# Items from a data source:

▽

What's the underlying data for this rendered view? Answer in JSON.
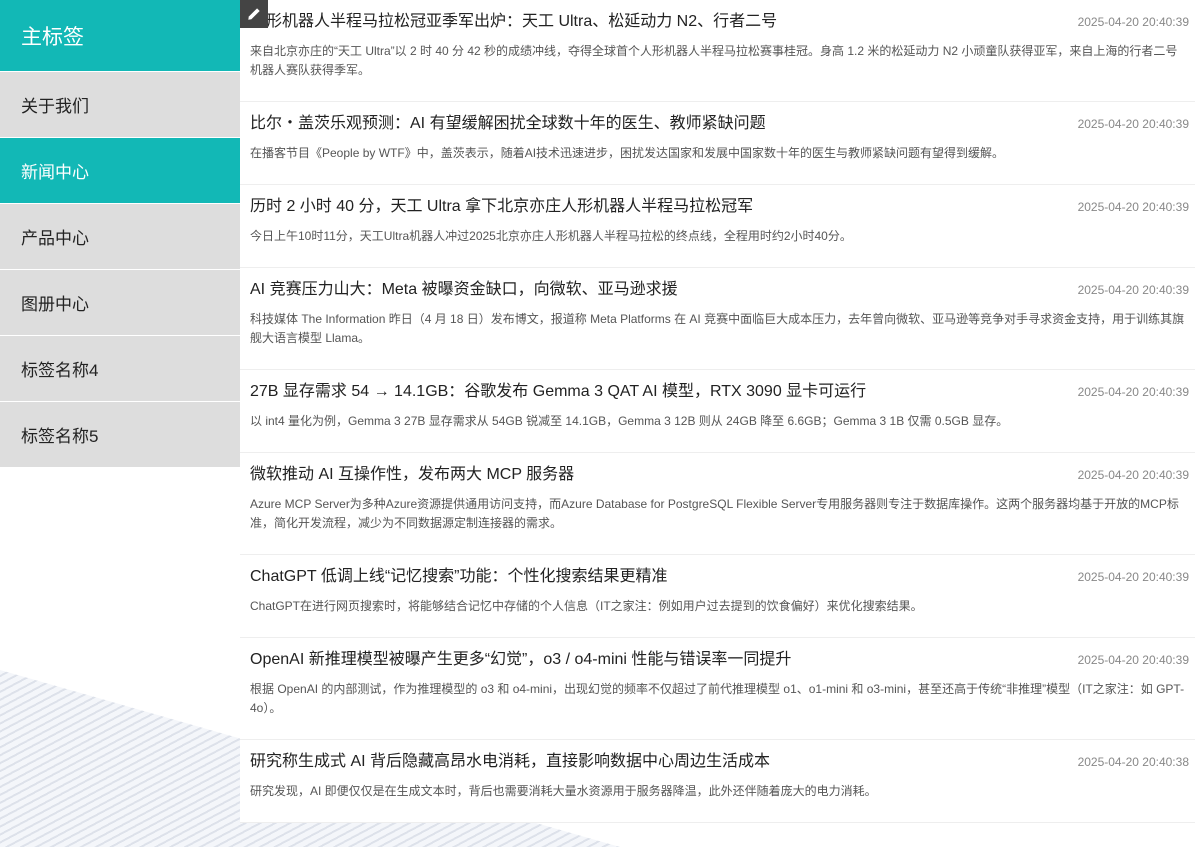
{
  "sidebar": {
    "main_label": "主标签",
    "items": [
      {
        "label": "关于我们"
      },
      {
        "label": "新闻中心"
      },
      {
        "label": "产品中心"
      },
      {
        "label": "图册中心"
      },
      {
        "label": "标签名称4"
      },
      {
        "label": "标签名称5"
      }
    ],
    "active_index": 1
  },
  "news": [
    {
      "title": "人形机器人半程马拉松冠亚季军出炉：天工 Ultra、松延动力 N2、行者二号",
      "date": "2025-04-20 20:40:39",
      "summary": "来自北京亦庄的“天工 Ultra”以 2 时 40 分 42 秒的成绩冲线，夺得全球首个人形机器人半程马拉松赛事桂冠。身高 1.2 米的松延动力 N2 小顽童队获得亚军，来自上海的行者二号机器人赛队获得季军。"
    },
    {
      "title": "比尔・盖茨乐观预测：AI 有望缓解困扰全球数十年的医生、教师紧缺问题",
      "date": "2025-04-20 20:40:39",
      "summary": "在播客节目《People by WTF》中，盖茨表示，随着AI技术迅速进步，困扰发达国家和发展中国家数十年的医生与教师紧缺问题有望得到缓解。"
    },
    {
      "title": "历时 2 小时 40 分，天工 Ultra 拿下北京亦庄人形机器人半程马拉松冠军",
      "date": "2025-04-20 20:40:39",
      "summary": "今日上午10时11分，天工Ultra机器人冲过2025北京亦庄人形机器人半程马拉松的终点线，全程用时约2小时40分。"
    },
    {
      "title": "AI 竞赛压力山大：Meta 被曝资金缺口，向微软、亚马逊求援",
      "date": "2025-04-20 20:40:39",
      "summary": "科技媒体 The Information 昨日（4 月 18 日）发布博文，报道称 Meta Platforms 在 AI 竞赛中面临巨大成本压力，去年曾向微软、亚马逊等竞争对手寻求资金支持，用于训练其旗舰大语言模型 Llama。"
    },
    {
      "title": "27B 显存需求 54 → 14.1GB：谷歌发布 Gemma 3 QAT AI 模型，RTX 3090 显卡可运行",
      "date": "2025-04-20 20:40:39",
      "summary": "以 int4 量化为例，Gemma 3 27B 显存需求从 54GB 锐减至 14.1GB，Gemma 3 12B 则从 24GB 降至 6.6GB；Gemma 3 1B 仅需 0.5GB 显存。"
    },
    {
      "title": "微软推动 AI 互操作性，发布两大 MCP 服务器",
      "date": "2025-04-20 20:40:39",
      "summary": "Azure MCP Server为多种Azure资源提供通用访问支持，而Azure Database for PostgreSQL Flexible Server专用服务器则专注于数据库操作。这两个服务器均基于开放的MCP标准，简化开发流程，减少为不同数据源定制连接器的需求。"
    },
    {
      "title": "ChatGPT 低调上线“记忆搜索”功能：个性化搜索结果更精准",
      "date": "2025-04-20 20:40:39",
      "summary": "ChatGPT在进行网页搜索时，将能够结合记忆中存储的个人信息（IT之家注：例如用户过去提到的饮食偏好）来优化搜索结果。"
    },
    {
      "title": "OpenAI 新推理模型被曝产生更多“幻觉”，o3 / o4-mini 性能与错误率一同提升",
      "date": "2025-04-20 20:40:39",
      "summary": "根据 OpenAI 的内部测试，作为推理模型的 o3 和 o4-mini，出现幻觉的频率不仅超过了前代推理模型 o1、o1-mini 和 o3-mini，甚至还高于传统“非推理”模型（IT之家注：如 GPT-4o）。"
    },
    {
      "title": "研究称生成式 AI 背后隐藏高昂水电消耗，直接影响数据中心周边生活成本",
      "date": "2025-04-20 20:40:38",
      "summary": "研究发现，AI 即便仅仅是在生成文本时，背后也需要消耗大量水资源用于服务器降温，此外还伴随着庞大的电力消耗。"
    }
  ],
  "icons": {
    "edit": "pencil-icon"
  },
  "colors": {
    "accent": "#12b8b6",
    "sidebar_bg": "#dddddd"
  }
}
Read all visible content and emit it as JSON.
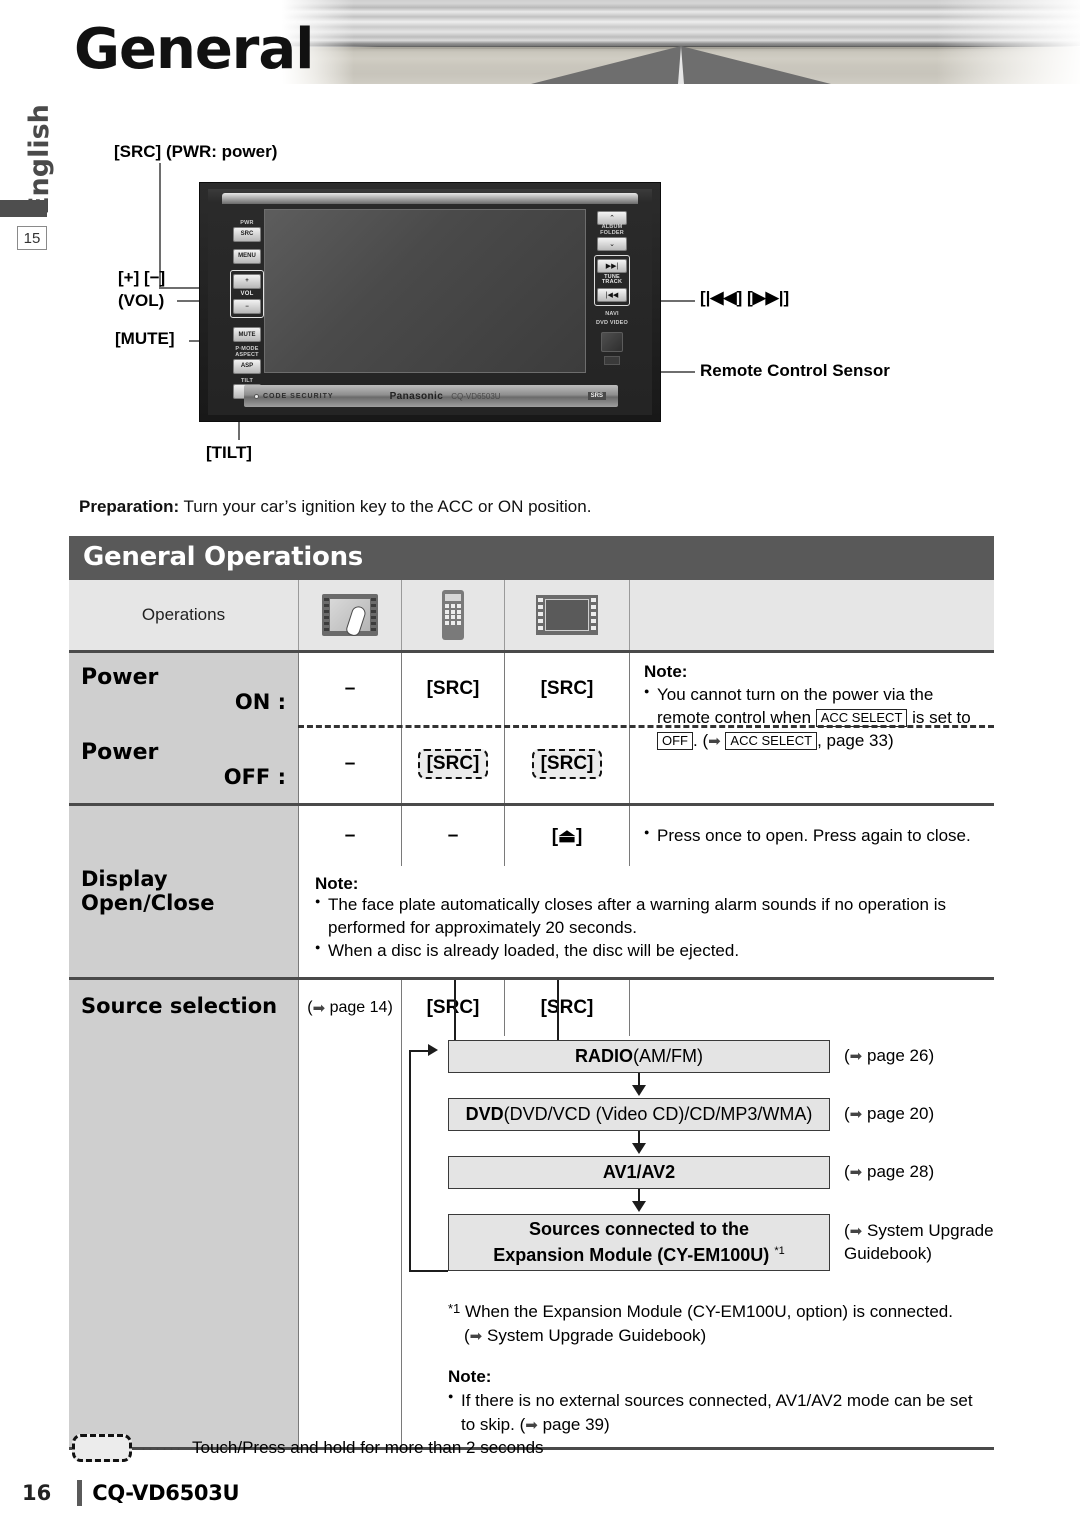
{
  "header": {
    "title": "General",
    "language_tab": "English",
    "section_number": "15",
    "banner_icon": "highway-photo"
  },
  "diagram": {
    "callouts": {
      "src_pwr": "[SRC] (PWR: power)",
      "vol": "[+] [−]",
      "vol_sub": "(VOL)",
      "mute": "[MUTE]",
      "tilt": "[TILT]",
      "track": "[|◀◀] [▶▶|]",
      "remote_sensor": "Remote Control Sensor"
    },
    "unit": {
      "keys_left": [
        {
          "sub": "PWR",
          "label": "SRC"
        },
        {
          "sub": "",
          "label": "MENU"
        },
        {
          "sub": "",
          "label": "+"
        },
        {
          "sub": "VOL",
          "label": ""
        },
        {
          "sub": "",
          "label": "−"
        },
        {
          "sub": "",
          "label": "MUTE"
        },
        {
          "sub": "P·MODE ASPECT",
          "label": "ASP"
        },
        {
          "sub": "TILT",
          "label": "⏏"
        }
      ],
      "keys_right": [
        {
          "label": "⌃"
        },
        {
          "sub": "ALBUM FOLDER"
        },
        {
          "label": "⌄"
        },
        {
          "label": "▶▶|"
        },
        {
          "sub": "TUNE TRACK"
        },
        {
          "label": "|◀◀"
        },
        {
          "sub": "NAVI"
        },
        {
          "sub": "DVD VIDEO"
        }
      ],
      "bottom": {
        "code_security": "CODE SECURITY",
        "brand": "Panasonic",
        "model": "CQ-VD6503U",
        "srs": "SRS"
      }
    }
  },
  "preparation": {
    "label": "Preparation:",
    "text": " Turn your car’s ignition key to the ACC or ON position."
  },
  "table": {
    "title": "General Operations",
    "col_header": "Operations",
    "icon_columns": [
      "touch-panel-icon",
      "remote-control-icon",
      "front-panel-icon"
    ],
    "rows": {
      "power_on": {
        "name": "Power",
        "state": "ON :",
        "touch": "–",
        "remote": "[SRC]",
        "panel": "[SRC]"
      },
      "power_off": {
        "name": "Power",
        "state": "OFF :",
        "touch": "–",
        "remote": "[SRC]",
        "panel": "[SRC]"
      },
      "power_note": {
        "title": "Note:",
        "line1_a": "You cannot turn on the power via the",
        "line2_a": "remote control when ",
        "line2_box": "ACC SELECT",
        "line2_b": " is set to",
        "line3_box1": "OFF",
        "line3_a": ". (",
        "line3_box2": "ACC SELECT",
        "line3_b": ", page 33)"
      },
      "display": {
        "name": "Display Open/Close",
        "touch": "–",
        "remote": "–",
        "panel": "[⏏]",
        "note_inline": "Press once to open. Press again to close."
      },
      "display_note": {
        "title": "Note:",
        "b1": "The face plate automatically closes after a warning alarm sounds if no operation is performed for approximately 20 seconds.",
        "b2": "When a disc is already loaded, the disc will be ejected."
      },
      "source": {
        "name": "Source selection",
        "touch": "page 14",
        "remote": "[SRC]",
        "panel": "[SRC]",
        "flow": [
          {
            "bold": "RADIO",
            "rest": " (AM/FM)",
            "page": "page 26"
          },
          {
            "bold": "DVD",
            "rest": " (DVD/VCD (Video CD)/CD/MP3/WMA)",
            "page": "page 20"
          },
          {
            "bold": "AV1/AV2",
            "rest": "",
            "page": "page 28"
          },
          {
            "bold": "Sources connected to the",
            "bold2": "Expansion Module (CY-EM100U)",
            "sup": "*1",
            "page_a": "System Upgrade",
            "page_b": "Guidebook)"
          }
        ],
        "footnote_mark": "*1",
        "footnote_line1": "When the Expansion Module (CY-EM100U, option) is connected.",
        "footnote_line2": "System Upgrade Guidebook)",
        "note_title": "Note:",
        "note_b1_a": "If there is no external sources connected, AV1/AV2 mode can be set",
        "note_b1_b": "to skip. (",
        "note_b1_page": "page 39)"
      }
    }
  },
  "legend": {
    "dots": "······",
    "text": "Touch/Press and hold for more than 2 seconds"
  },
  "footer": {
    "page_number": "16",
    "model": "CQ-VD6503U"
  }
}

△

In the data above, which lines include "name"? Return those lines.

        "name": "Power",
        "name": "Power",
        "name": "Display Open/Close",
        "name": "Source selection",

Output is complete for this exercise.